▶ Exercise aim: Please retype every entry, keeping each one exactly as written.

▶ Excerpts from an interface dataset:
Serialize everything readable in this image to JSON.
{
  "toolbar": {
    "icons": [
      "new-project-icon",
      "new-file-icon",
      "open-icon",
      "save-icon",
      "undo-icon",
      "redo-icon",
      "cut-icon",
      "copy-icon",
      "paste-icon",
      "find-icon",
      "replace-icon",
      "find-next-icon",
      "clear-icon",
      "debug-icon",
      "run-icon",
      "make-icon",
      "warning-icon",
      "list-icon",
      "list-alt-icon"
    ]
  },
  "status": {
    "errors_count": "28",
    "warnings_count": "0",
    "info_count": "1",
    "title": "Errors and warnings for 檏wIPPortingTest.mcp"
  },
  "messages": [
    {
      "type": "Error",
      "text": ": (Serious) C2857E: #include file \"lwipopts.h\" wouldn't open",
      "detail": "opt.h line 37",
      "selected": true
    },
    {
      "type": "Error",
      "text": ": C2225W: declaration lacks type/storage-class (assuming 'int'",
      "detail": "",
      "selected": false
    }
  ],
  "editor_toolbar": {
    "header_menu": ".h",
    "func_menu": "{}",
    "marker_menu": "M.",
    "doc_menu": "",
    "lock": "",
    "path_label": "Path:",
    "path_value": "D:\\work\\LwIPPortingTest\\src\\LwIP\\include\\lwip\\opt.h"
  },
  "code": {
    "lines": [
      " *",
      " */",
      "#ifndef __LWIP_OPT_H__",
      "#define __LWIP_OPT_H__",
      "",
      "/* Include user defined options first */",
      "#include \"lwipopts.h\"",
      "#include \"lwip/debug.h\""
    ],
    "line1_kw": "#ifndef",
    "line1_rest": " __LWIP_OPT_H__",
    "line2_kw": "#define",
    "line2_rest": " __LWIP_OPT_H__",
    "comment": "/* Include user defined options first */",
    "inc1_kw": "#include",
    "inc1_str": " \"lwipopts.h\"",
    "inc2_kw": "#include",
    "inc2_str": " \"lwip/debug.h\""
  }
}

▶ Answer to the exercise:
Serialize everything readable in this image to JSON.
{
  "toolbar": {
    "icons": [
      "new-project-icon",
      "new-file-icon",
      "open-icon",
      "save-icon",
      "undo-icon",
      "redo-icon",
      "cut-icon",
      "copy-icon",
      "paste-icon",
      "find-icon",
      "replace-icon",
      "find-next-icon",
      "clear-icon",
      "debug-icon",
      "run-icon",
      "make-icon",
      "warning-icon",
      "list-icon",
      "list-alt-icon"
    ]
  },
  "status": {
    "errors_count": "28",
    "warnings_count": "0",
    "info_count": "1",
    "title": "Errors and warnings for 檏wIPPortingTest.mcp"
  },
  "messages": [
    {
      "type": "Error",
      "text": ": (Serious) C2857E: #include file \"lwipopts.h\" wouldn't open",
      "detail": "opt.h line 37",
      "selected": true
    },
    {
      "type": "Error",
      "text": ": C2225W: declaration lacks type/storage-class (assuming 'int'",
      "detail": "",
      "selected": false
    }
  ],
  "editor_toolbar": {
    "header_menu": ".h",
    "func_menu": "{}",
    "marker_menu": "M.",
    "doc_menu": "",
    "lock": "",
    "path_label": "Path:",
    "path_value": "D:\\work\\LwIPPortingTest\\src\\LwIP\\include\\lwip\\opt.h"
  },
  "code": {
    "lines": [
      " *",
      " */",
      "#ifndef __LWIP_OPT_H__",
      "#define __LWIP_OPT_H__",
      "",
      "/* Include user defined options first */",
      "#include \"lwipopts.h\"",
      "#include \"lwip/debug.h\""
    ],
    "line1_kw": "#ifndef",
    "line1_rest": " __LWIP_OPT_H__",
    "line2_kw": "#define",
    "line2_rest": " __LWIP_OPT_H__",
    "comment": "/* Include user defined options first */",
    "inc1_kw": "#include",
    "inc1_str": " \"lwipopts.h\"",
    "inc2_kw": "#include",
    "inc2_str": " \"lwip/debug.h\""
  }
}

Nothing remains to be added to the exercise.